__TASK ITEM__.
Below are the records; copy every line in them that holds the string "icon".

[Data entries]
--*--

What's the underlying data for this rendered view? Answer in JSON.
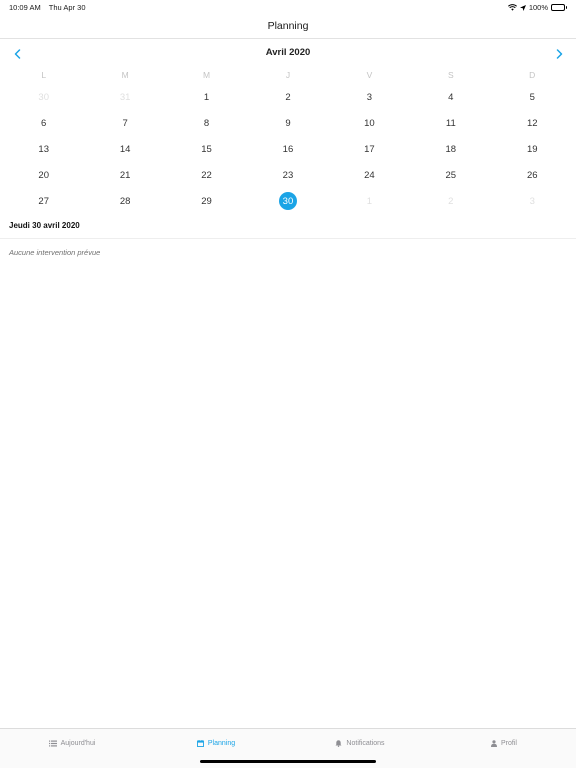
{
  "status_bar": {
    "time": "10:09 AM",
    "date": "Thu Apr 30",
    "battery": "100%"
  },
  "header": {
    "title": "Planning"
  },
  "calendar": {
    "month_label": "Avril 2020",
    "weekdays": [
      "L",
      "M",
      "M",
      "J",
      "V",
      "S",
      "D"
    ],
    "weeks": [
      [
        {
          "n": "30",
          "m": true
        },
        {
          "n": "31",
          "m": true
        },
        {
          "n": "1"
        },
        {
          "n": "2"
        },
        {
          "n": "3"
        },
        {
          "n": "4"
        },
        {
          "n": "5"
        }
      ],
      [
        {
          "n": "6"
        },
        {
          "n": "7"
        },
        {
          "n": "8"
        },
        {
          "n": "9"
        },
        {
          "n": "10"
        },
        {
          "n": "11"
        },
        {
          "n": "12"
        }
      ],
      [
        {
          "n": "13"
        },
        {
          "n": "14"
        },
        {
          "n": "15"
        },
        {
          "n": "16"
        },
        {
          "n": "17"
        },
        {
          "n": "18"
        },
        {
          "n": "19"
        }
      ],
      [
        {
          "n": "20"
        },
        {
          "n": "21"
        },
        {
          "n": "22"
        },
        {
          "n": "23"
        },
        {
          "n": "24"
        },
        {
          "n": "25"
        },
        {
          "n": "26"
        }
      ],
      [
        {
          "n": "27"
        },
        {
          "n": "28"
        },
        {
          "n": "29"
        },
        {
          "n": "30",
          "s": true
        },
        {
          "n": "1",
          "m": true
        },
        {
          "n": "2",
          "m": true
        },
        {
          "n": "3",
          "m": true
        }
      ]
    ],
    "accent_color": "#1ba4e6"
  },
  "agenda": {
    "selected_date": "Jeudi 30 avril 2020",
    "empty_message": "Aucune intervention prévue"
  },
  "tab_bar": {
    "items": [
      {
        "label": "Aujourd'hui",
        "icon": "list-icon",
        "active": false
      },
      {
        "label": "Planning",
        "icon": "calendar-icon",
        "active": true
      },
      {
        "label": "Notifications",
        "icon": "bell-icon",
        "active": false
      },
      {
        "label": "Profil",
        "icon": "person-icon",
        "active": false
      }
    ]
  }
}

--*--

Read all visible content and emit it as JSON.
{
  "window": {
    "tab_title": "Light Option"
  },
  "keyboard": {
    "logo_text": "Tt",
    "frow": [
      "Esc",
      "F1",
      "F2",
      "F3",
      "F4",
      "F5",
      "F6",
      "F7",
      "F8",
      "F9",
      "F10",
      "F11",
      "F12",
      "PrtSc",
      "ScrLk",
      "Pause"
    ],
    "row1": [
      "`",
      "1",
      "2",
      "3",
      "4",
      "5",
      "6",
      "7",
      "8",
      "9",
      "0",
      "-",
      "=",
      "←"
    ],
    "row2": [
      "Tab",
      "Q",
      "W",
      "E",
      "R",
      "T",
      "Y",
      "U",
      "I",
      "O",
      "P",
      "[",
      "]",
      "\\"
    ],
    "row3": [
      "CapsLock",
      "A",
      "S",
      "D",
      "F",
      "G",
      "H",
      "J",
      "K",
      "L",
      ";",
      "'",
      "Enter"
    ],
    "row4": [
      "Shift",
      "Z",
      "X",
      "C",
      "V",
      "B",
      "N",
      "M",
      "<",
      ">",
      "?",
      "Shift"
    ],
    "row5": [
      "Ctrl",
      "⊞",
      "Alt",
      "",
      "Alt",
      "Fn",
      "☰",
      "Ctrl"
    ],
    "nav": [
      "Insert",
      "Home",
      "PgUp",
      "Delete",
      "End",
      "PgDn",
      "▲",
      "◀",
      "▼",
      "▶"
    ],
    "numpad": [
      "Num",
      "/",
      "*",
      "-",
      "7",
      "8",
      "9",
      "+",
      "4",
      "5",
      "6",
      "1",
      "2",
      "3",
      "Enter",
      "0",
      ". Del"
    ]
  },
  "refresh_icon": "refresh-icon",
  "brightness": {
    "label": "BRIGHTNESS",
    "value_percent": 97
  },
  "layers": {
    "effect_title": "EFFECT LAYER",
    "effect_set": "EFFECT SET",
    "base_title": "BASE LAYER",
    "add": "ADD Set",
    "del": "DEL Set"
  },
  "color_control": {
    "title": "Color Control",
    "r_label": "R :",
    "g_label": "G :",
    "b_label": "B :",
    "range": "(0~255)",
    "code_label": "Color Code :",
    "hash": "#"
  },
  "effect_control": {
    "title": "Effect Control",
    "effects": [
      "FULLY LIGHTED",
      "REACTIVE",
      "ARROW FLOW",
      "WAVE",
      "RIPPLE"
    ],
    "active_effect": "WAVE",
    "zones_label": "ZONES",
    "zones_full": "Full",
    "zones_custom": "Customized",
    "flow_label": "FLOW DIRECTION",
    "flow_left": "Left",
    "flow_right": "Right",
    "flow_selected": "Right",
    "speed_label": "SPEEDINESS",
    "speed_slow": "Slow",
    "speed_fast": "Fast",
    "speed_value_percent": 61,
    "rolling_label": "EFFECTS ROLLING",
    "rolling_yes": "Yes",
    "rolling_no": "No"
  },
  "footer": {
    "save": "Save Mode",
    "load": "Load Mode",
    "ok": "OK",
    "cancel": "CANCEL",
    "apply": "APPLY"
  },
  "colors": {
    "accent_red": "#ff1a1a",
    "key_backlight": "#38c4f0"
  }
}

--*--

__OUTPUT OF THE EXERCISE__.
        "icon": "list-icon",
        "icon": "calendar-icon",
        "icon": "bell-icon",
        "icon": "person-icon",
  "refresh_icon": "refresh-icon",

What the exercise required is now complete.